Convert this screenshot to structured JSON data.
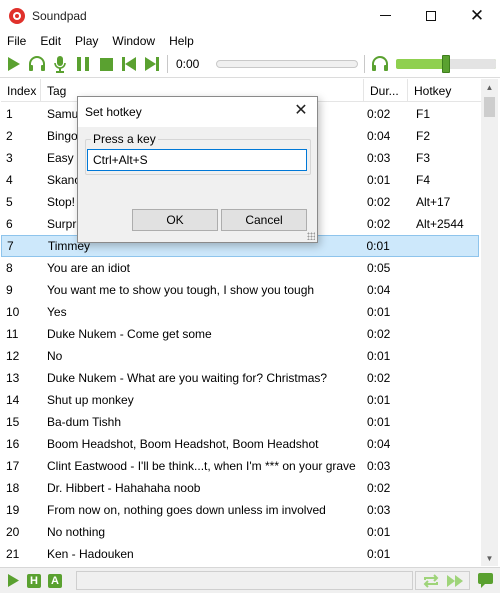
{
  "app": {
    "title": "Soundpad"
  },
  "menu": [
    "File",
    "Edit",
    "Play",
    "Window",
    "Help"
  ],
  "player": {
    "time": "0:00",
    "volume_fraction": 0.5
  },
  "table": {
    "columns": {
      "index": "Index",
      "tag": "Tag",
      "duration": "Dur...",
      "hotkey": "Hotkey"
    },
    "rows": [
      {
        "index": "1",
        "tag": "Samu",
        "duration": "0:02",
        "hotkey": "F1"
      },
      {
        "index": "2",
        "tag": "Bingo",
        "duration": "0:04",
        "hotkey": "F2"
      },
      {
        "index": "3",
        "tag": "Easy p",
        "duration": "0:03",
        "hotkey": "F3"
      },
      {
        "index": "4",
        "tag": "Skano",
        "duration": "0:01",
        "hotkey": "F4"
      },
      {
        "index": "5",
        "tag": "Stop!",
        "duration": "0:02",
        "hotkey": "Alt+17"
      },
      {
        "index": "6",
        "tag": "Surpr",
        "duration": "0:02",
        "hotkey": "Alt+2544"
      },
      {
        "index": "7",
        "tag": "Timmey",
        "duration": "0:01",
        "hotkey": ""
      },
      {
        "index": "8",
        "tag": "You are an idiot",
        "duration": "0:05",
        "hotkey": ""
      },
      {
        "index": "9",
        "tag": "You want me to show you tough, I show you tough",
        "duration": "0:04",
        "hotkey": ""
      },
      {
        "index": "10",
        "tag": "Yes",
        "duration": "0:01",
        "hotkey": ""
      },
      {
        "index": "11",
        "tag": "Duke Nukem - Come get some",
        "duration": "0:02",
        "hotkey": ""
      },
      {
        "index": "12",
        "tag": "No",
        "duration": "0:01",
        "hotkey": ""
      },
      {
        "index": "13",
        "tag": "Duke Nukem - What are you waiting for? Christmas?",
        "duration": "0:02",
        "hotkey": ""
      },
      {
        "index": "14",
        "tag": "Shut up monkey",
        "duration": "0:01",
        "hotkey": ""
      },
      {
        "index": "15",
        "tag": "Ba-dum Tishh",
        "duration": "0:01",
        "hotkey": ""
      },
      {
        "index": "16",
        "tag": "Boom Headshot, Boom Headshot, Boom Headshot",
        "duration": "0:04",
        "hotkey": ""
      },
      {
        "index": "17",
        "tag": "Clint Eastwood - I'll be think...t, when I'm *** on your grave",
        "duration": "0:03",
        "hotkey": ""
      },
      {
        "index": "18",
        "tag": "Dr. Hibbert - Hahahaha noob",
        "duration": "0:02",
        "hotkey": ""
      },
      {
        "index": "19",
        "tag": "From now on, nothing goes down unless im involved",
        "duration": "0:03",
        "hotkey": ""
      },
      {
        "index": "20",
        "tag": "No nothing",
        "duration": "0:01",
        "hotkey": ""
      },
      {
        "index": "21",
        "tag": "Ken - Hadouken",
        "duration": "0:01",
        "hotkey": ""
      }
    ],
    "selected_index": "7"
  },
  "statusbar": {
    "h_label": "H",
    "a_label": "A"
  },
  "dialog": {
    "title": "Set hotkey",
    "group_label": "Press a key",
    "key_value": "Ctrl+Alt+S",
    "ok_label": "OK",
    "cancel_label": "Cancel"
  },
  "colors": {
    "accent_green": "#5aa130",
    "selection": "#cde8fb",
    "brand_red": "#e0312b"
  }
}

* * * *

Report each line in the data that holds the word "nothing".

WRITTEN SOLUTION:
        "tag": "From now on, nothing goes down unless im involved",
        "tag": "No nothing",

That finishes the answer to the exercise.